How does one include non-Latin-based script in an overall English work?
Not like that.
As Galastel noted, you're wasting space in a medium of bare-bones verbal communication on not-especially-attractive artwork. Look at this sentence:
Using 漢字 in English running text is so disrespectful to the average reader that you are drastically shrinking the potential reach of your message.
In that sentence, context clues probably told Gal exactly what those flattened spiders in the middle were supposed to mean. In none of your three examples is that the case. I mean, ok, we do know the middle one is supposed to be some kind of imprecation but
(a) You're not telling them if this is an annoyed Australian 'cunt', a snotty British 'wanker', a career-risking American 'cunt', or a career-ending American [racial slur].
(b) You're telling them nothing about the actual word or the culture behind it.
They're not going to guess that it's an agricultural-based insult that's older than their civilization—in America's case, by an order of magnitude. They're not going to know how to say it or how to use it. They aren't going to feel closer to Chinese culture because you pushed them away. Look at this sentence:
Using hànzì in English running text accomplishes literally nothing beneficial, compared to giving your readers a toehold with transcriptions that they can at least sound out in their heads.
People can read that, maybe even notice the tones. They might use it to sound knowing at a business meeting or to talk about their friend's new tattoo. They're learning something, in a medium they'll be able to remember and use.
If people wanted to abstractly contemplate the beauty of Chinese script, they'd want to see a work with photographic reproductions of calligraphy, not snippets of Microsoft Office's MS宋体 font. If you were telling a story between the panels of that calligraphy, you could do it in text but you'd be better off writing and illustrating a graphic novel. Sandman, Samurai Jack, and Apocalypto could go a long way in gibberish or silence or incomprehensible dialect because they leaned heavy on visuals and mood.
Who's your audience?
Now, sure, there's a time and a place for it. If you are completely uninterested in reaching out to the general American, British, and international English market, you're going to have trouble finding a publisher but you can self-publish and you can crowdsource and niche market and you can tell a story to the bilingual about the lived bilingual experience. That's not nothing. Kick some butt and 加油！
But they probably aren't the ones who would benefit from hearing about wacky misunderstandings with tones or who are interested in just what that unpleasant Shanghainese banker just called them. How are they even supposed to understand the point that you're making about tones if you're using characters?
'.' Zhang Wei leaned over. 'Dude, she's your , not your .'

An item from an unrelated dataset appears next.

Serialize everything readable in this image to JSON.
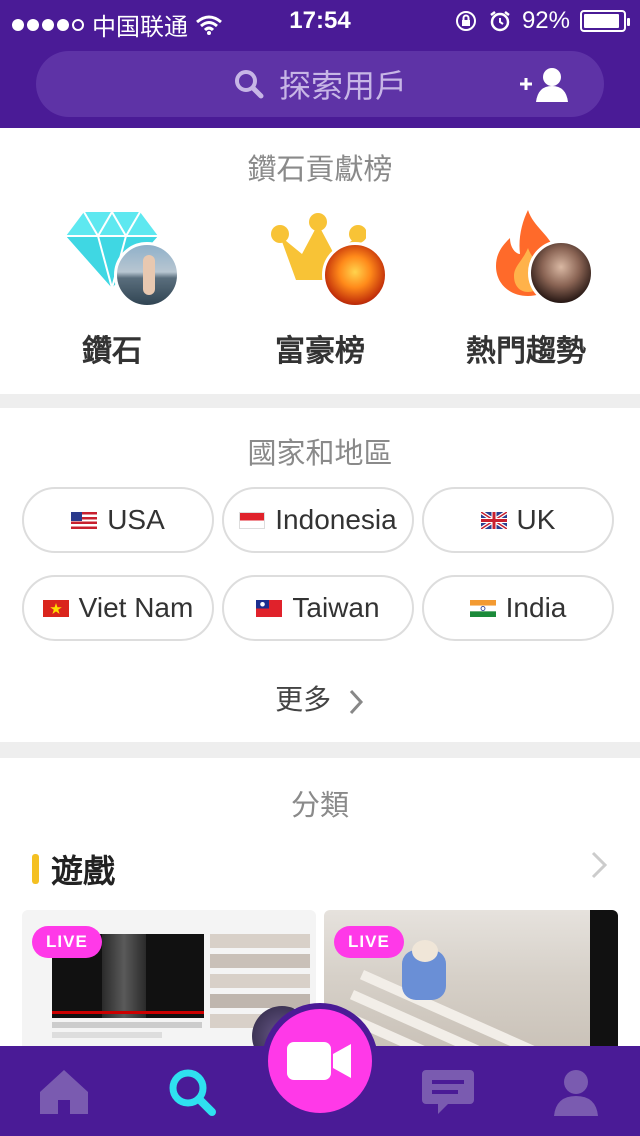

is more comprehensible than going '媽麻馬罵吗'. At least with Egyptian hieroglyphics there are pictures to latch onto. Meanwhile, a paragraph of analogies can introduce your readers to tonal languages, explain the modern system in Mandarin or (with a few more paragraphs) Cantonese, and make it perfectly clear what's happening to the sounds in the nonsense series mā, má, mǎ, mà, ma.
If the entire work is written in English but some dialogue has to be in Mandarin Chinese to illustrate the character's mistakes while speaking Chinese, then is it okay to just include Mandarin Chinese in the text?
Using Chinese characters brings so little to the table that it's generally going to be clearer to just use English for most of your Chinese references and use pinyin transcription for the details.
You do not need to give the pinyin, let alone the characters, to explain your characters' mistakes. You can—with greater effect for most readers—just directly explain whatever the mistaken words mean in English.
Saying the Chinese character for 'peace' is 安, composed of 女 under a 宀, is far less evocative—even in calligraphy—than discussing how hard it can be for a modern woman to be a daughter-in-law in a culture where the character for 'happiness' is a woman with a baby and the character for 'peace' is a woman confined to her home. You shouldn't just turn 对牛弹琴 into 'pearls before swine'—that takes all the charm and setting out of the scene in favor of a tired cliché—but you should introduce them to at least the idea of a cultured nobleman, centuries past, mad from watching his civilization consume itself in civil war, playing his delicate zither amongst the cows.
I think those are the only two directions to go:
- to either speak directly to the 1st- and 2nd-generation Chinese immigrants to the English-speaking world and hope they like you enough that there's a career in it or
- to keep yourself accessible to the 'illiterates' who will need handholding as you guide them into authentic Chinese language and culture
Having said that...
That's true if you're writing books. Everything I've just said can be ignored with minimum fuss if you're publishing online or via some mobile app platform that allows scrollover or clicking to produce instant glosses of the moments when you use characters.
Chinasmack seems to have lost the functionality, so I won't bother linking, but it used to provide translations of Chinese social media with the original Chinese text available on scrollover; you would just go the other way. It allows immediacy and immersion but still quickly provides the 'subtitles' that your readers need to follow your message.